China has expressed “grave concern” over US plans to impose tariffs on steel and aluminium, with the move likely to hurt US allies as well as Chinese producers.
Donald Trump’s announcement that the US will impose tariffs of 25% on steel imports and 10% on imported aluminium next week sent stock markets around the world tumbling and could prompt other countries to take action.
Steel and aluminum tariffs trigger sharp stock market sell-off in US and Asia
“The Chinese side expresses grave concern,” the ministry of commerce said. The statement did not mention any retaliatory steps but encouraged Washington to solve disputes through negotiation. Chinese officials have previously said they would take “necessary measures” to defend national interests.
Trump frequently singled out China for criticism during his election campaign, saying the trade relationship was “the greatest theft in the history of the world” and comparing it to “rape”. He also pledged to protect the US steel industry but this is the first major step in fulfilling those promises.
“We should cooperate and try to find ways to overcome this difficulty, rather than benefit oneself at the other’s expense and implement unilateral trade limitation,” said Hua Chunying, a foreign ministry spokesperson. “China urges the US to exercise self-restraint, not to implement trade protection tools, confront multilateral trading rules and make a contribution to global trade regulations.”
But the reaction in China from those most affected was fairly muted, likely because China is not even in the top 10 sources for US steel imports.
“The impact on China is not big,” said Li Xinchuang, vice secretary-general of the China Iron and Steel Association. “Nothing can be done about Trump. We are already numb to him.”
Canada has the largest share of steel imports to the US at 16%, according to data from the Department of Commerce.
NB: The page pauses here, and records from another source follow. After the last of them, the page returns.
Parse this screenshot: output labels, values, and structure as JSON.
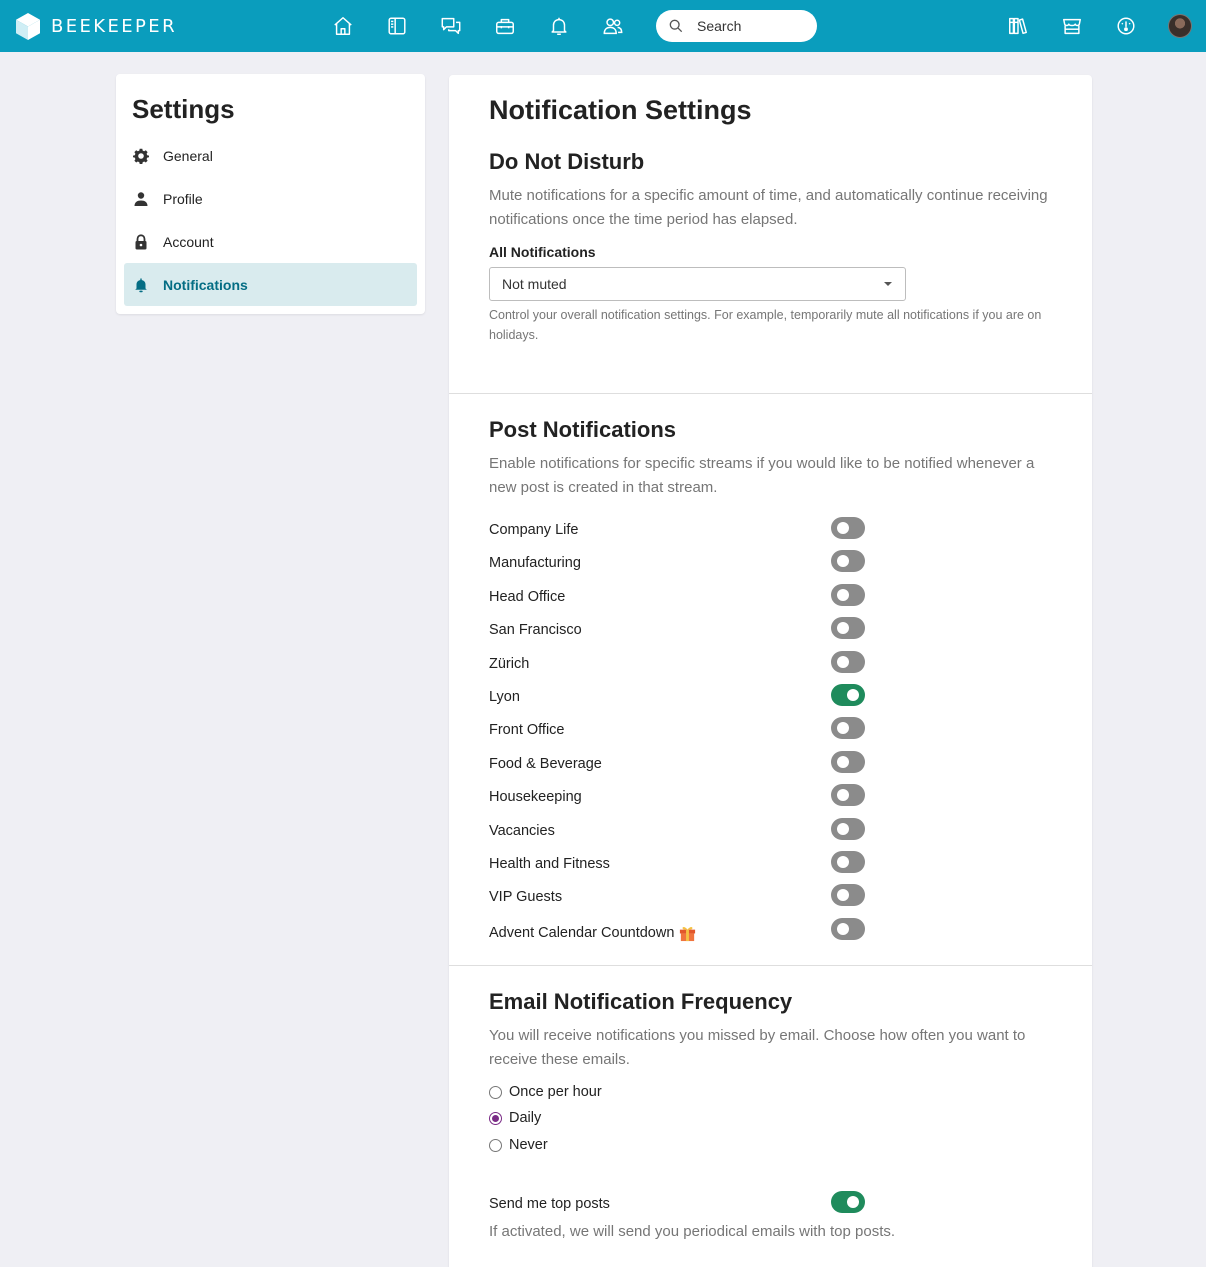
{
  "brand": {
    "name": "BEEKEEPER"
  },
  "topnav": {
    "icons": [
      "home-icon",
      "streams-icon",
      "chats-icon",
      "toolbox-icon",
      "bell-icon",
      "people-icon"
    ],
    "search_placeholder": "Search",
    "right_icons": [
      "library-icon",
      "store-icon",
      "dashboard-icon"
    ]
  },
  "sidebar": {
    "title": "Settings",
    "items": [
      {
        "label": "General",
        "icon": "gear-icon",
        "active": false
      },
      {
        "label": "Profile",
        "icon": "person-icon",
        "active": false
      },
      {
        "label": "Account",
        "icon": "lock-icon",
        "active": false
      },
      {
        "label": "Notifications",
        "icon": "bell-icon",
        "active": true
      }
    ]
  },
  "main": {
    "title": "Notification Settings",
    "dnd": {
      "heading": "Do Not Disturb",
      "description": "Mute notifications for a specific amount of time, and automatically continue receiving notifications once the time period has elapsed.",
      "field_label": "All Notifications",
      "select_value": "Not muted",
      "hint": "Control your overall notification settings. For example, temporarily mute all notifications if you are on holidays."
    },
    "posts": {
      "heading": "Post Notifications",
      "description": "Enable notifications for specific streams if you would like to be notified whenever a new post is created in that stream.",
      "streams": [
        {
          "name": "Company Life",
          "on": false
        },
        {
          "name": "Manufacturing",
          "on": false
        },
        {
          "name": "Head Office",
          "on": false
        },
        {
          "name": "San Francisco",
          "on": false
        },
        {
          "name": "Zürich",
          "on": false
        },
        {
          "name": "Lyon",
          "on": true
        },
        {
          "name": "Front Office",
          "on": false
        },
        {
          "name": "Food & Beverage",
          "on": false
        },
        {
          "name": "Housekeeping",
          "on": false
        },
        {
          "name": "Vacancies",
          "on": false
        },
        {
          "name": "Health and Fitness",
          "on": false
        },
        {
          "name": "VIP Guests",
          "on": false
        },
        {
          "name": "Advent Calendar Countdown",
          "on": false,
          "icon": "gift-icon"
        }
      ]
    },
    "email": {
      "heading": "Email Notification Frequency",
      "description": "You will receive notifications you missed by email. Choose how often you want to receive these emails.",
      "options": [
        {
          "label": "Once per hour",
          "checked": false
        },
        {
          "label": "Daily",
          "checked": true
        },
        {
          "label": "Never",
          "checked": false
        }
      ],
      "top_posts_label": "Send me top posts",
      "top_posts_on": true,
      "top_posts_hint": "If activated, we will send you periodical emails with top posts."
    }
  }
}
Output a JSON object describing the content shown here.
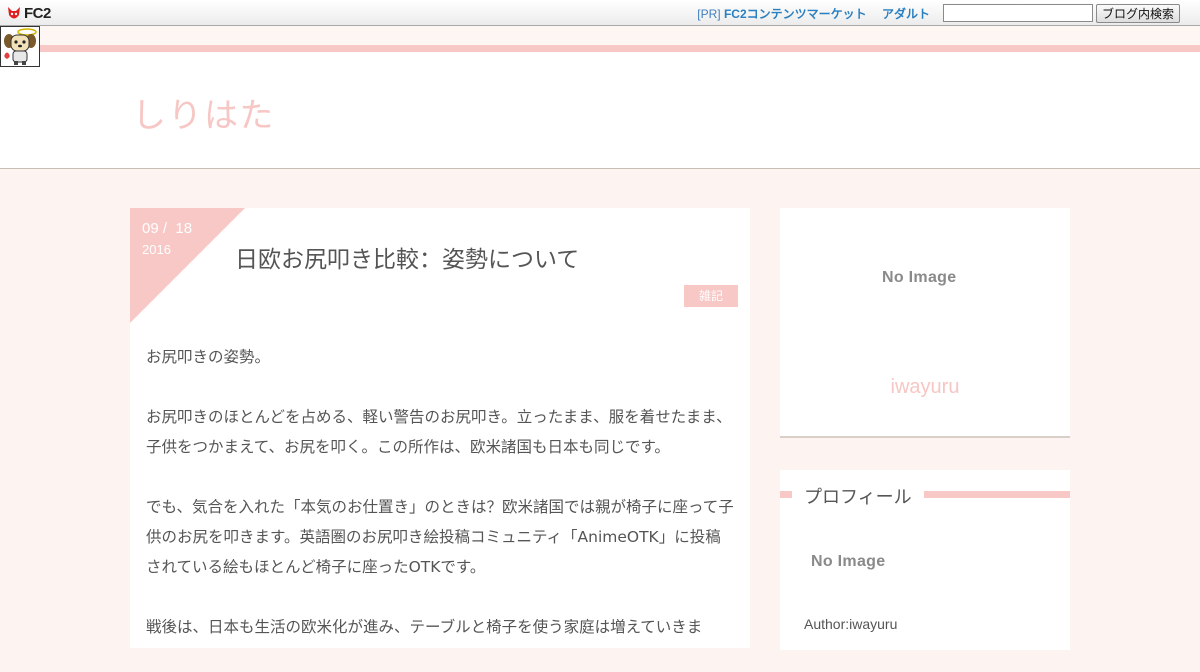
{
  "fc2_bar": {
    "logo_text": "FC2",
    "pr_label": "[PR]",
    "market_link": "FC2コンテンツマーケット",
    "adult_link": "アダルト",
    "search_value": "",
    "search_button": "ブログ内検索"
  },
  "header": {
    "blog_title": "しりはた"
  },
  "article": {
    "date_month": "09",
    "date_day": "18",
    "date_separator": "/",
    "date_year": "2016",
    "title": "日欧お尻叩き比較：姿勢について",
    "category": "雑記",
    "paragraphs": [
      "お尻叩きの姿勢。",
      "お尻叩きのほとんどを占める、軽い警告のお尻叩き。立ったまま、服を着せたまま、子供をつかまえて、お尻を叩く。この所作は、欧米諸国も日本も同じです。",
      "でも、気合を入れた「本気のお仕置き」のときは？欧米諸国では親が椅子に座って子供のお尻を叩きます。英語圏のお尻叩き絵投稿コミュニティ「AnimeOTK」に投稿されている絵もほとんど椅子に座ったOTKです。",
      "戦後は、日本も生活の欧米化が進み、テーブルと椅子を使う家庭は増えていきま"
    ]
  },
  "sidebar": {
    "top_no_image": "No Image",
    "author_name": "iwayuru",
    "profile_heading": "プロフィール",
    "profile_no_image": "No Image",
    "author_label": "Author:iwayuru"
  },
  "colors": {
    "accent_pink": "#f7c8c6",
    "title_pink": "#f6c7c4",
    "background": "#fdf3f0",
    "link_blue": "#2a7fc1"
  }
}
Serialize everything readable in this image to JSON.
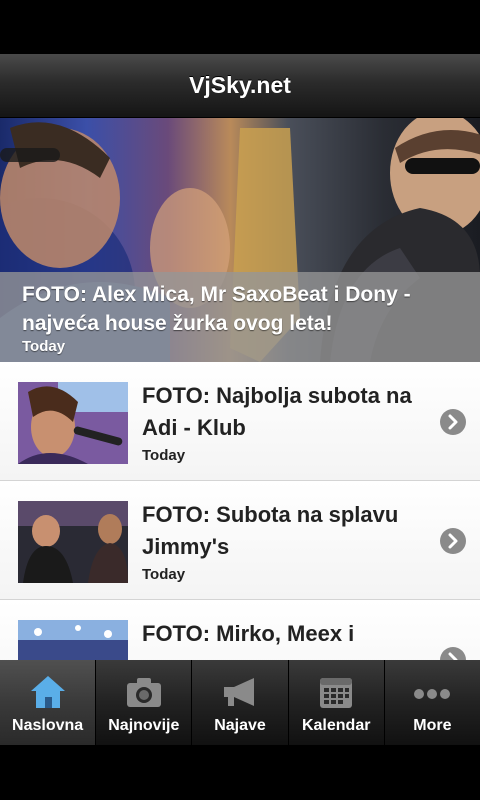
{
  "app": {
    "title": "VjSky.net"
  },
  "hero": {
    "headline": "FOTO: Alex Mica, Mr SaxoBeat i Dony - najveća house žurka ovog leta!",
    "date": "Today"
  },
  "articles": [
    {
      "headline": "FOTO: Najbolja subota na Adi - Klub",
      "date": "Today"
    },
    {
      "headline": "FOTO: Subota na splavu Jimmy's",
      "date": "Today"
    },
    {
      "headline": "FOTO: Mirko, Meex i",
      "date": ""
    }
  ],
  "tabs": [
    {
      "label": "Naslovna",
      "icon": "home-icon",
      "active": true
    },
    {
      "label": "Najnovije",
      "icon": "camera-icon"
    },
    {
      "label": "Najave",
      "icon": "megaphone-icon"
    },
    {
      "label": "Kalendar",
      "icon": "calendar-icon"
    },
    {
      "label": "More",
      "icon": "more-icon"
    }
  ],
  "colors": {
    "tab_active_icon": "#5aaee8",
    "tab_inactive_icon": "#8a8a8a"
  }
}
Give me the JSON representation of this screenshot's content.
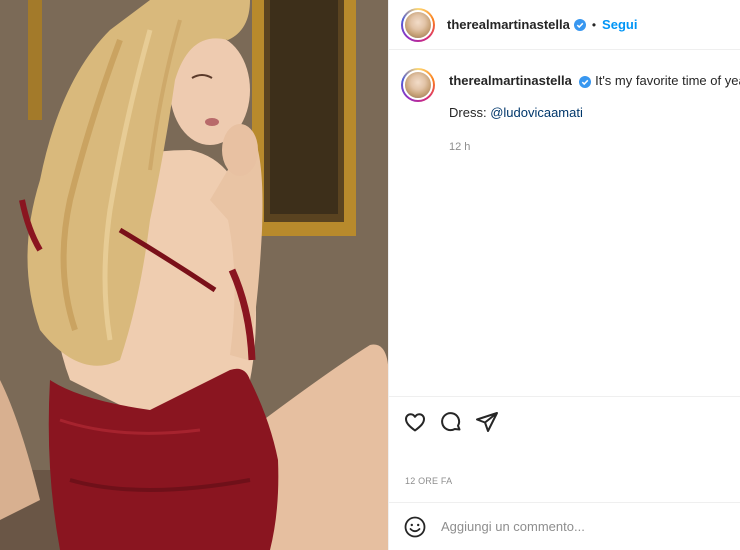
{
  "post": {
    "username": "therealmartinastella",
    "verified_icon": "verified-badge-icon",
    "separator": "•",
    "follow_label": "Segui",
    "caption_text": "It's my favorite time of year..",
    "dress_prefix": "Dress:",
    "dress_mention": "@ludovicaamati",
    "relative_time": "12 h",
    "date_label": "12 ORE FA",
    "comment_placeholder": "Aggiungi un commento..."
  },
  "icons": {
    "like": "heart-icon",
    "comment": "comment-bubble-icon",
    "share": "paper-plane-icon",
    "emoji": "emoji-smile-icon"
  },
  "colors": {
    "accent": "#0095f6",
    "verified": "#3897f0",
    "mention": "#00376b",
    "muted": "#8e8e8e",
    "dress": "#8a1520"
  }
}
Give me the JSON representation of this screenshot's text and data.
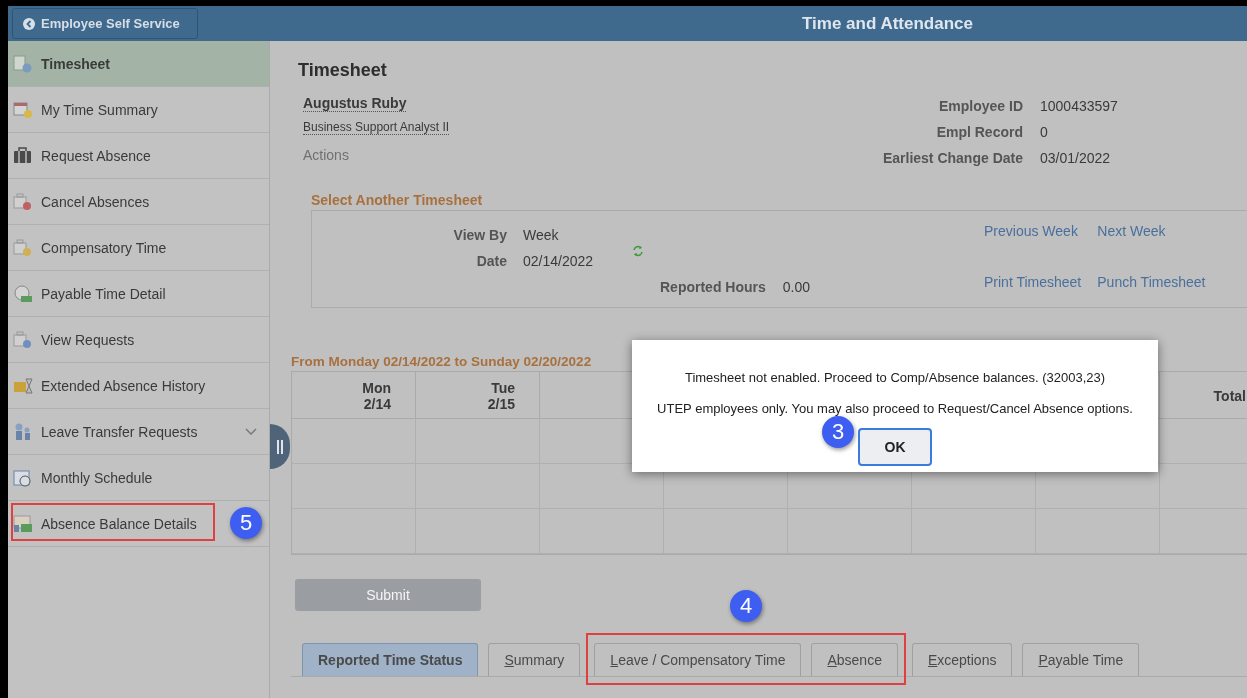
{
  "header": {
    "back_button": "Employee Self Service",
    "title": "Time and Attendance"
  },
  "sidebar": {
    "items": [
      {
        "label": "Timesheet",
        "selected": true,
        "kind": "timesheet"
      },
      {
        "label": "My Time Summary",
        "selected": false,
        "kind": "calendar"
      },
      {
        "label": "Request Absence",
        "selected": false,
        "kind": "briefcase"
      },
      {
        "label": "Cancel Absences",
        "selected": false,
        "kind": "cancel"
      },
      {
        "label": "Compensatory Time",
        "selected": false,
        "kind": "comp"
      },
      {
        "label": "Payable Time Detail",
        "selected": false,
        "kind": "payable"
      },
      {
        "label": "View Requests",
        "selected": false,
        "kind": "view"
      },
      {
        "label": "Extended Absence History",
        "selected": false,
        "kind": "history"
      },
      {
        "label": "Leave Transfer Requests",
        "selected": false,
        "kind": "people",
        "expandable": true
      },
      {
        "label": "Monthly Schedule",
        "selected": false,
        "kind": "schedule"
      },
      {
        "label": "Absence Balance Details",
        "selected": false,
        "kind": "chart",
        "highlighted": true,
        "callout": "5"
      }
    ]
  },
  "page": {
    "title": "Timesheet",
    "employee_name": "Augustus Ruby",
    "job_title": "Business Support Analyst II",
    "actions": "Actions",
    "fields": [
      {
        "label": "Employee ID",
        "value": "1000433597"
      },
      {
        "label": "Empl Record",
        "value": "0"
      },
      {
        "label": "Earliest Change Date",
        "value": "03/01/2022"
      }
    ]
  },
  "select_timesheet": {
    "title": "Select Another Timesheet",
    "view_by": {
      "label": "View By",
      "value": "Week"
    },
    "date": {
      "label": "Date",
      "value": "02/14/2022"
    },
    "reported_hours": {
      "label": "Reported Hours",
      "value": "0.00"
    },
    "links": [
      "Previous Week",
      "Next Week",
      "Print Timesheet",
      "Punch Timesheet"
    ]
  },
  "grid": {
    "range": "From Monday 02/14/2022 to Sunday 02/20/2022",
    "columns": [
      {
        "day": "Mon",
        "date": "2/14"
      },
      {
        "day": "Tue",
        "date": "2/15"
      }
    ],
    "total": "Total"
  },
  "submit": {
    "label": "Submit",
    "disabled": true
  },
  "tab_groups": [
    {
      "highlighted": false,
      "tabs": [
        {
          "label": "Reported Time Status",
          "selected": true,
          "accesskey": false
        },
        {
          "label": "Summary",
          "selected": false,
          "accesskey": true
        }
      ]
    },
    {
      "highlighted": true,
      "callout": "4",
      "tabs": [
        {
          "label": "Leave / Compensatory Time",
          "selected": false,
          "accesskey": true
        },
        {
          "label": "Absence",
          "selected": false,
          "accesskey": true
        }
      ]
    },
    {
      "highlighted": false,
      "tabs": [
        {
          "label": "Exceptions",
          "selected": false,
          "accesskey": true
        },
        {
          "label": "Payable Time",
          "selected": false,
          "accesskey": true
        }
      ]
    }
  ],
  "dialog": {
    "messages": [
      "Timesheet not enabled. Proceed to Comp/Absence balances. (32003,23)",
      "UTEP employees only. You may also proceed to Request/Cancel Absence options."
    ],
    "ok_button": "OK",
    "callout": "3"
  }
}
That is followed by Brazil and South Korea, with steel imports from China down 5% in the most recent period.
“If you really want to hurt China’s exports to the US you need to look at electronics and telecommunications items,” said Louis Kuijs, head of Asia economics at the Oxford Economics consultancy in Hong Kong. “It’s much harder to find agreement on that because many US companies would face collateral damage and it would raise prices for US consumers.”
Kuijs said the steel and aluminum tariffs were designed to score political points, and many of Trump’s advisers were veterans of heavy industry.
“US officials are looking at issues surrounding intellectual property and forced transfers [in China], but they haven’t figured out a way to weaponise it and inflict pain on China without hurting US companies,” said Kuijs.
Canada, Australia and the European Union voiced their opposition to the tariffs, but it is unclear if some countries will be exempt.
Much of the collateral damage with this round of sanctions will ultimately hit US allies, and trade officials have warned there could be retaliation.
“The imposition of a tariff like this will do nothing other than distort trade and ultimately, we believe, will lead to a loss of jobs,” said the Australian trade minister, Steven Ciobo. “My concern remains that on the back of actions like this we could see retaliatory measures that are put in place by other major economies. That is in no one’s interest.”